The phone also features a 5X hybrid zoom and 20x digital zoom. Periscopic zoom is an impressive achievement for smartphones, and it’s nice to have really, but we haven’t really found any practical uses it for it. In fact the only time we probably ever use this feature is when we’re reviewing phones and taking sample photos.

What we find more useful is the ultra wide angle lens — for when you’re taking photos of food and want to be a little more discreet about it, or for when you just want to show off both your outfit and your background. It’s great for taking photos of sights too when you’re traveling.

Portrait mode 2.0 is supposedly better, but unless it can truly separate your hair against the background, we’d still use it sparingly. Just because you have portrait mode, it doesn’t mean you should use it all the time.

The same goes for bokeh effect on video. It’s supposed to mimic that background blur a professional camera is able to make when shooting video but the technology just isn’t there yet. What we really like though is the Reno 2’s improved video stabilization — it works really well.
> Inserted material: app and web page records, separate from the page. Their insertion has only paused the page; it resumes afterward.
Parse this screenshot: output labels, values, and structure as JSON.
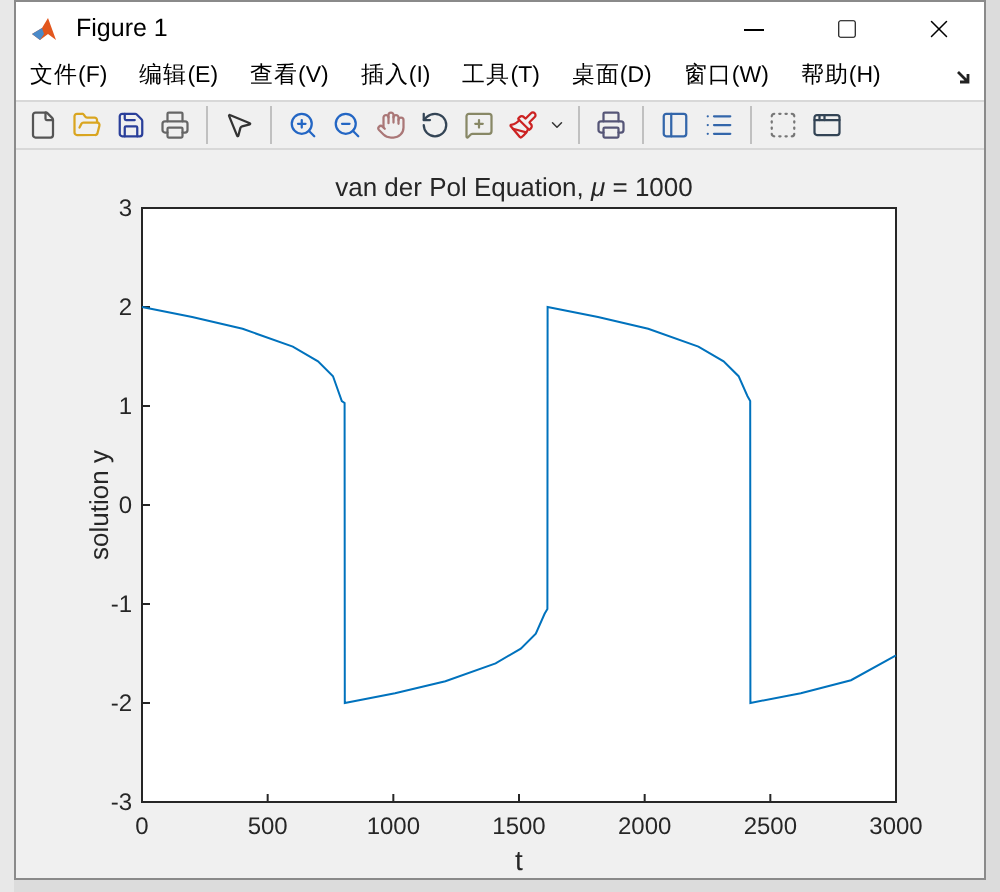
{
  "window": {
    "title": "Figure 1"
  },
  "menu": [
    "文件(F)",
    "编辑(E)",
    "查看(V)",
    "插入(I)",
    "工具(T)",
    "桌面(D)",
    "窗口(W)",
    "帮助(H)"
  ],
  "toolbar": [
    {
      "kind": "new"
    },
    {
      "kind": "open"
    },
    {
      "kind": "save"
    },
    {
      "kind": "print"
    },
    {
      "kind": "sep"
    },
    {
      "kind": "pointer"
    },
    {
      "kind": "sep"
    },
    {
      "kind": "zoom-in"
    },
    {
      "kind": "zoom-out"
    },
    {
      "kind": "pan"
    },
    {
      "kind": "rotate"
    },
    {
      "kind": "cursor"
    },
    {
      "kind": "brush"
    },
    {
      "kind": "sep"
    },
    {
      "kind": "link"
    },
    {
      "kind": "sep"
    },
    {
      "kind": "colorbar"
    },
    {
      "kind": "legend"
    },
    {
      "kind": "sep"
    },
    {
      "kind": "hide"
    },
    {
      "kind": "show"
    }
  ],
  "figure": {
    "title": "van der Pol Equation, *μ* = 1000",
    "chart_data": {
      "type": "line",
      "xlabel": "t",
      "ylabel": "solution y",
      "xlim": [
        0,
        3000
      ],
      "ylim": [
        -3,
        3
      ],
      "xticks": [
        0,
        500,
        1000,
        1500,
        2000,
        2500,
        3000
      ],
      "yticks": [
        -3,
        -2,
        -1,
        0,
        1,
        2,
        3
      ],
      "x": [
        0,
        200,
        400,
        600,
        700,
        760,
        795,
        806,
        807,
        1007,
        1207,
        1407,
        1507,
        1567,
        1602,
        1613,
        1614,
        1814,
        2014,
        2214,
        2314,
        2374,
        2409,
        2420,
        2421,
        2621,
        2821,
        3000
      ],
      "series": [
        {
          "color": "#0072bd",
          "values": [
            2,
            1.9,
            1.78,
            1.6,
            1.45,
            1.3,
            1.05,
            1.03,
            -2,
            -1.9,
            -1.78,
            -1.6,
            -1.45,
            -1.3,
            -1.1,
            -1.05,
            2,
            1.9,
            1.78,
            1.6,
            1.45,
            1.3,
            1.1,
            1.05,
            -2,
            -1.9,
            -1.77,
            -1.52
          ]
        }
      ]
    }
  }
}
There’s also ultra dark mode, which captures low light photos better — even tricky scenarios like NEON signs or backlit photos.

The pop-up selfie camera is here to stay

A few years ago OPPO was all about the selfie. In several markets in Asia they were known as the “selfie expert”. Even if OPPO already dropped that strategy, you still get an array of beauty customizations when taking selfies.

Although we prefer turning it off completely as even AI Beauty Mode does more than take out temporary blemishes.

The Reno 2 also retains the freefall protection feature. In case you drop your phone while taking a selfie, the pop-up camera will automatically retract.

Gaming performance

The Reno 2 sports an upper midrange Qualcomm chipset called the Snapdragon 730G. Even if it doesn’t have a high end processor, it holds up really well because of its Adreno 615 graphics card.

If you still play Pokemon Go like me, just know that this phone won’t experience any hiccups even while you’re in the middle of a raid.

Solid battery life and super fast charging

We’ve been using the OPPO Reno 2 for about a week now and it lasts a whole day of heavy use, or a day and a half of moderate use. That’s a lot of photo taking, navigating, playing Pokemon GO, browsing social media, and texting even until night time — thanks to its huge 4000 mAh battery, dynamic AMOLED display, efficient processor, and optimized Color OS 6.

When it’s out of juice, topping it up is easy because of OPPO’s proprietary VOOC charging. It can get to 50% in just 30 minutes.

Is the OPPO Reno 2 your GadgetMatch?

I remember when we would review OPPO’s R series a year or two ago, we’d always had apprehensions in recommending them. Their price to performance ratio didn’t always make sense.

At EUR 499 and GBP 449, the Reno 2 is priced cheaper than the R series at launch. It delivers in every aspect. Even if most of its features are gimmicky and not exactly practical for everyday use, it’s a great phone overall that can handle anything you throw at it.

It’s a pleasure to use and a pleasure to hold. It ticks two things that are most important to us: great cameras and battery life. It even has a USB-C port, super fast charging, and a headphone jack.

There’s also that je ne sais quoi — you know when you hold a phone you’re inexplicably drawn to it? This is one of those phones.

Continue Reading

Trending